▶ **Work request**: Whenever a line of the records below contains the word "baeldung", copy that line.

Task data START

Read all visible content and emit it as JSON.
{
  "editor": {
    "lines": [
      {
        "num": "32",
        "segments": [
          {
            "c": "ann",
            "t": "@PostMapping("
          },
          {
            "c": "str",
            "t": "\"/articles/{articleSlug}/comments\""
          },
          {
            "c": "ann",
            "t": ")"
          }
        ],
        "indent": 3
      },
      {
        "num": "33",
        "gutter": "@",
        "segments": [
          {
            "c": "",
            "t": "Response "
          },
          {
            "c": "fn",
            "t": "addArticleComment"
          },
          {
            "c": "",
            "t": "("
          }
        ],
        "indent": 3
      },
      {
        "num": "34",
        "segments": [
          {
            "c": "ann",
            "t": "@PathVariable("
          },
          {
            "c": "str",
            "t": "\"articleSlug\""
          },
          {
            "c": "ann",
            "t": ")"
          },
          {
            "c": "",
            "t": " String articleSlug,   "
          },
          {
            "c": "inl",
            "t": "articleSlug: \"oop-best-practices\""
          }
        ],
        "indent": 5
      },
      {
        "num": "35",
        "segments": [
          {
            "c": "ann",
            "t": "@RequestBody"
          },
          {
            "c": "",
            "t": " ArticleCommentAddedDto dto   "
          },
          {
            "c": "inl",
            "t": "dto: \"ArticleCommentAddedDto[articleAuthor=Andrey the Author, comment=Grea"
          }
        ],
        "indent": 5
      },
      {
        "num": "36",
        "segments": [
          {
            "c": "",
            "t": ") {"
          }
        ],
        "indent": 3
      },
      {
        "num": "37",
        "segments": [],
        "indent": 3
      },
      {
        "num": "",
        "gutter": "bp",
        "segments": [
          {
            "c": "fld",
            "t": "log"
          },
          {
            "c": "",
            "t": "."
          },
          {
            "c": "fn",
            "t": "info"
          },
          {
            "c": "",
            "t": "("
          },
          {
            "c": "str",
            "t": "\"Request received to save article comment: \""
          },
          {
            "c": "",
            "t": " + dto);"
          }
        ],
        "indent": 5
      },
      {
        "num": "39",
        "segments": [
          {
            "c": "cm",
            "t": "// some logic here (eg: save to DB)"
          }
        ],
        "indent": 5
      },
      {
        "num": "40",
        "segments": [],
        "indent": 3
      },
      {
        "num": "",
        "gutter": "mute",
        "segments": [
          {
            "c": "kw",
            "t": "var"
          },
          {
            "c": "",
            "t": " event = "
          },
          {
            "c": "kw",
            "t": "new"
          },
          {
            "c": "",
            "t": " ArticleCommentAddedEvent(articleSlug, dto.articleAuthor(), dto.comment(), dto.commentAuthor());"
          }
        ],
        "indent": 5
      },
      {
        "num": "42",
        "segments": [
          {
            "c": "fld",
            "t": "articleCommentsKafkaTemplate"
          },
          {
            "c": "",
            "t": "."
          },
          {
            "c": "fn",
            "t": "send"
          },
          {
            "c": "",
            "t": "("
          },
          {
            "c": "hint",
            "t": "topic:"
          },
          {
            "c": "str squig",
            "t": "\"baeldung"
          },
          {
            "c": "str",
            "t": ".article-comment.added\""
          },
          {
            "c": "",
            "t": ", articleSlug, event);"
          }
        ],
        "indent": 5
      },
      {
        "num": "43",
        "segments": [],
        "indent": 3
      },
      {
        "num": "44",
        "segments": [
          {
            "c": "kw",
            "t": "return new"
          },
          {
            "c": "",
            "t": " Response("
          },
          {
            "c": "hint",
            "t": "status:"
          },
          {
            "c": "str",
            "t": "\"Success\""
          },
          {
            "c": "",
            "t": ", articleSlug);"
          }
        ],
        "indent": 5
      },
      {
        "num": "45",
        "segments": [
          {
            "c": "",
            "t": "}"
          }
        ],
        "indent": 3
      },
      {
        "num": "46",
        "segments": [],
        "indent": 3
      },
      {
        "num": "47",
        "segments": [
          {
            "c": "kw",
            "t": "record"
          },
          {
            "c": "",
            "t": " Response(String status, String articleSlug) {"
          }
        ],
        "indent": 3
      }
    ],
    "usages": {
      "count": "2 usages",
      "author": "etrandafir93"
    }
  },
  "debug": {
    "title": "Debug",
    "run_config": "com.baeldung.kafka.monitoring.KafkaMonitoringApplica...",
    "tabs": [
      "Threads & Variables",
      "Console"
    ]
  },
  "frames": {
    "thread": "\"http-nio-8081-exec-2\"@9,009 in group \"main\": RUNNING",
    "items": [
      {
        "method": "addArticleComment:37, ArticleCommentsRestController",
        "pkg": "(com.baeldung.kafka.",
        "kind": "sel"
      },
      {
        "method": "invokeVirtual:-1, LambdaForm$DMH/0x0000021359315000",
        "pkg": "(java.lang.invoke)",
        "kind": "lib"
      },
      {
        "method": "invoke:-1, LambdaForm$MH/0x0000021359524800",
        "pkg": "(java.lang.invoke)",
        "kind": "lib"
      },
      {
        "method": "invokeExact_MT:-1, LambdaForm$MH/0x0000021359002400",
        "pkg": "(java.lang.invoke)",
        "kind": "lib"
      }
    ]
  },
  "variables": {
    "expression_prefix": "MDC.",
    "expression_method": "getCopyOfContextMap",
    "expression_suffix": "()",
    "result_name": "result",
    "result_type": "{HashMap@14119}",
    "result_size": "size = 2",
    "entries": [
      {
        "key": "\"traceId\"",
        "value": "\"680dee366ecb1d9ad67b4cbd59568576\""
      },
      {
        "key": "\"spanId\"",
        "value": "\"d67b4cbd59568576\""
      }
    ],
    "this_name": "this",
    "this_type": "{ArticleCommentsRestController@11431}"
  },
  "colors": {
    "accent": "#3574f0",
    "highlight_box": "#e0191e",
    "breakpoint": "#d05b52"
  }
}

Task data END

▶ **Answer box**:
            "t": "\"baeldung"
    "run_config": "com.baeldung.kafka.monitoring.KafkaMonitoringApplica...",
        "pkg": "(com.baeldung.kafka.",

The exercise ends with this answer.